## Aim of the exercise
Please set down each of the lines below once more, exactly, omitting all pictures.
*** The data ***
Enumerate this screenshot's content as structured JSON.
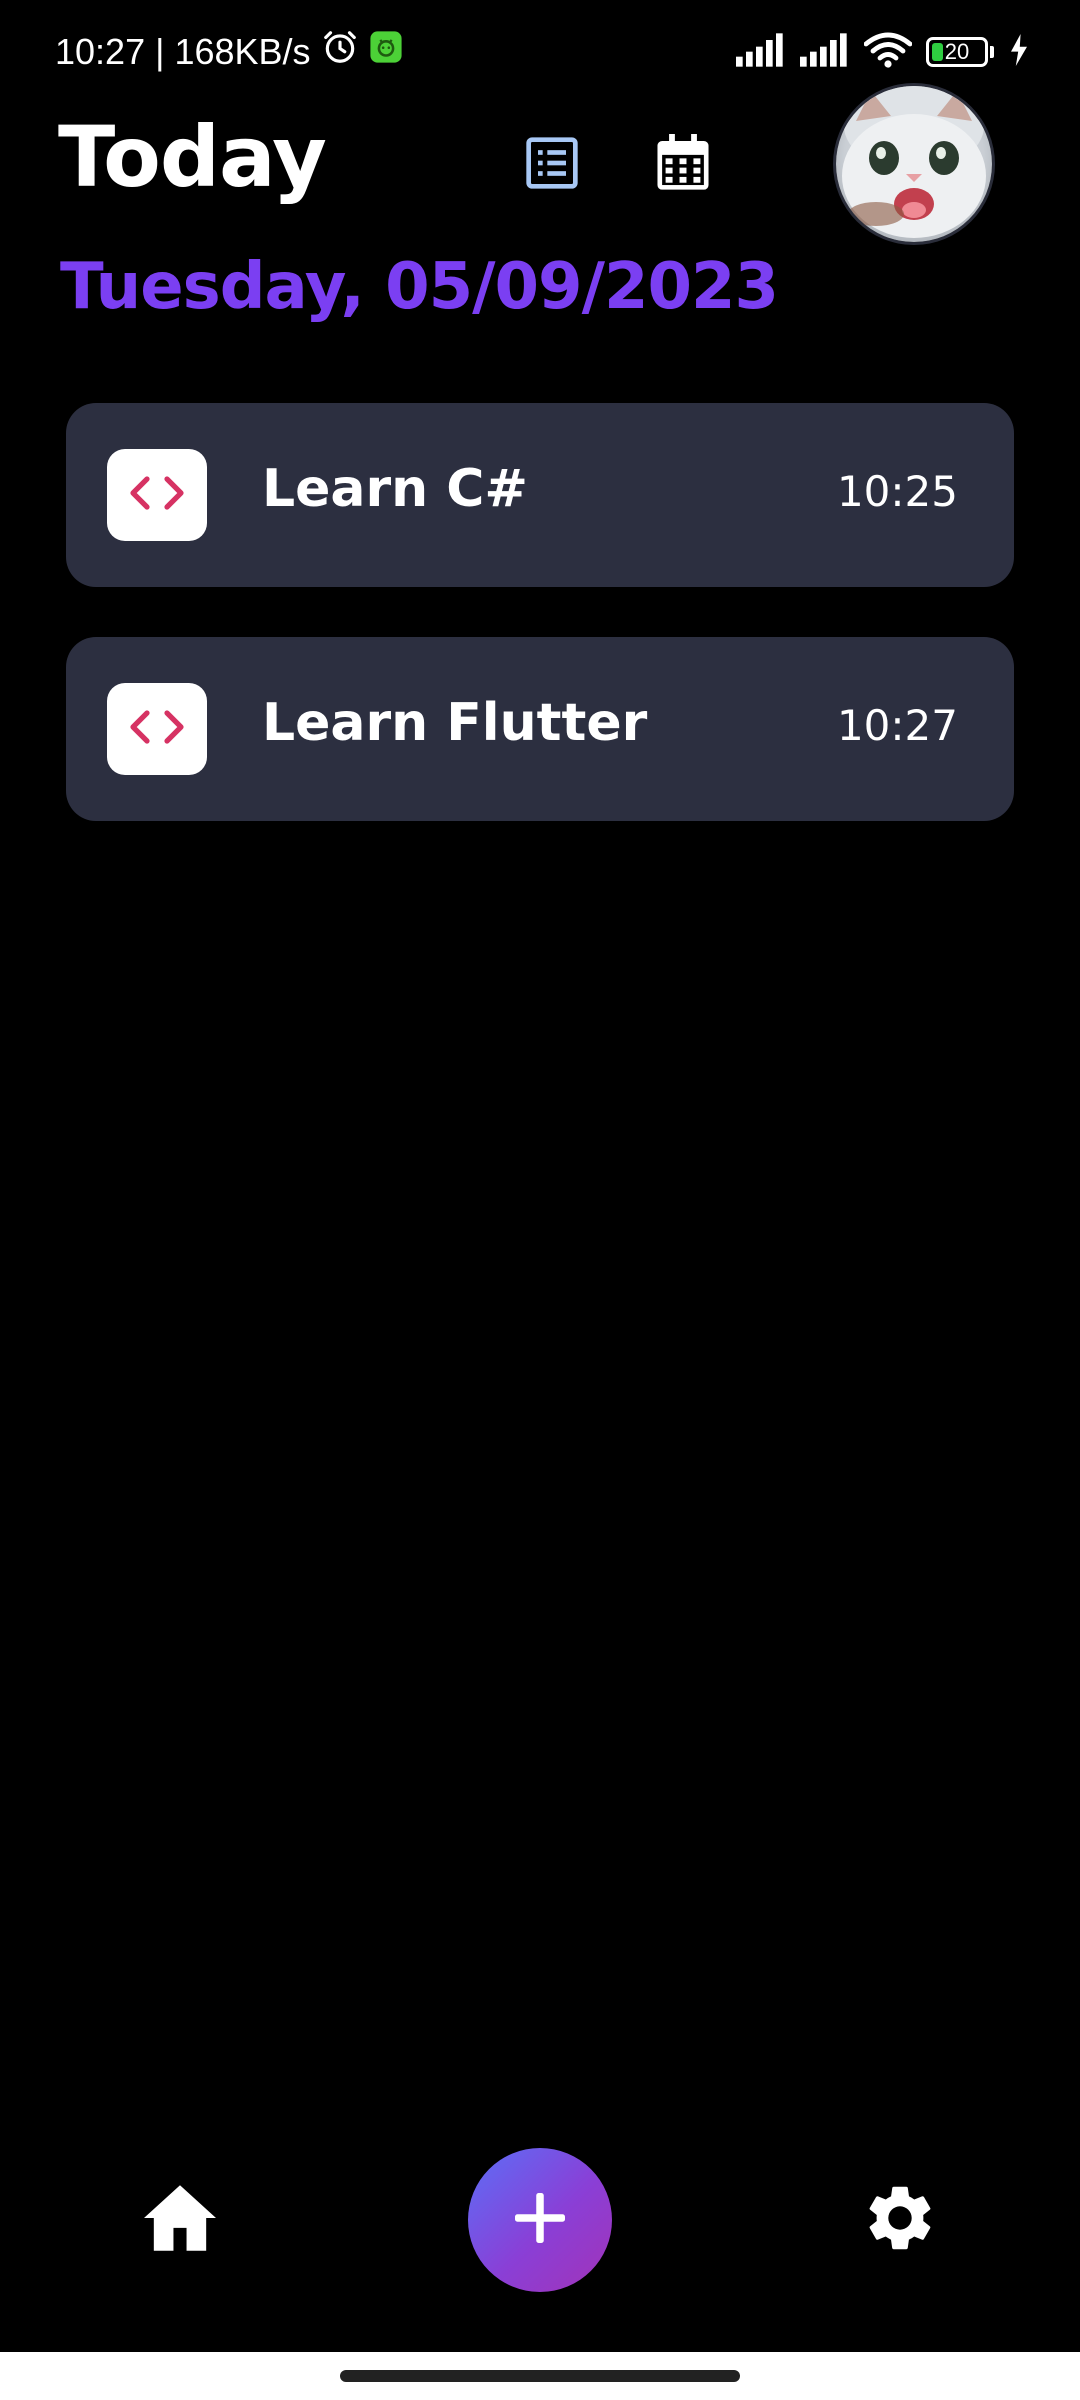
{
  "status_bar": {
    "time_speed": "10:27 | 168KB/s",
    "battery_level": "20",
    "battery_percent": 0.2,
    "icons": [
      "alarm-icon",
      "app-notification-icon",
      "signal-icon",
      "signal-icon",
      "wifi-icon",
      "battery-icon",
      "charging-icon"
    ]
  },
  "header": {
    "title": "Today",
    "list_view_icon": "list-icon",
    "calendar_view_icon": "calendar-icon",
    "avatar": "user-avatar",
    "accent_list_icon_color": "#a8c8f5"
  },
  "date_label": "Tuesday, 05/09/2023",
  "date_color": "#7b3ff2",
  "tasks": [
    {
      "title": "Learn C#",
      "time": "10:25",
      "icon": "code-icon"
    },
    {
      "title": "Learn Flutter",
      "time": "10:27",
      "icon": "code-icon"
    }
  ],
  "colors": {
    "card_bg": "#2c2f40",
    "code_icon": "#d63263",
    "fab_gradient_start": "#5b6ff7",
    "fab_gradient_end": "#a233b8"
  },
  "bottom_nav": {
    "home_icon": "home-icon",
    "add_icon": "plus-icon",
    "settings_icon": "gear-icon"
  }
}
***
## Your response
Enumerate this screenshot's content as structured JSON.
{
  "status_bar": {
    "time_speed": "10:27 | 168KB/s",
    "battery_level": "20",
    "battery_percent": 0.2,
    "icons": [
      "alarm-icon",
      "app-notification-icon",
      "signal-icon",
      "signal-icon",
      "wifi-icon",
      "battery-icon",
      "charging-icon"
    ]
  },
  "header": {
    "title": "Today",
    "list_view_icon": "list-icon",
    "calendar_view_icon": "calendar-icon",
    "avatar": "user-avatar",
    "accent_list_icon_color": "#a8c8f5"
  },
  "date_label": "Tuesday, 05/09/2023",
  "date_color": "#7b3ff2",
  "tasks": [
    {
      "title": "Learn C#",
      "time": "10:25",
      "icon": "code-icon"
    },
    {
      "title": "Learn Flutter",
      "time": "10:27",
      "icon": "code-icon"
    }
  ],
  "colors": {
    "card_bg": "#2c2f40",
    "code_icon": "#d63263",
    "fab_gradient_start": "#5b6ff7",
    "fab_gradient_end": "#a233b8"
  },
  "bottom_nav": {
    "home_icon": "home-icon",
    "add_icon": "plus-icon",
    "settings_icon": "gear-icon"
  }
}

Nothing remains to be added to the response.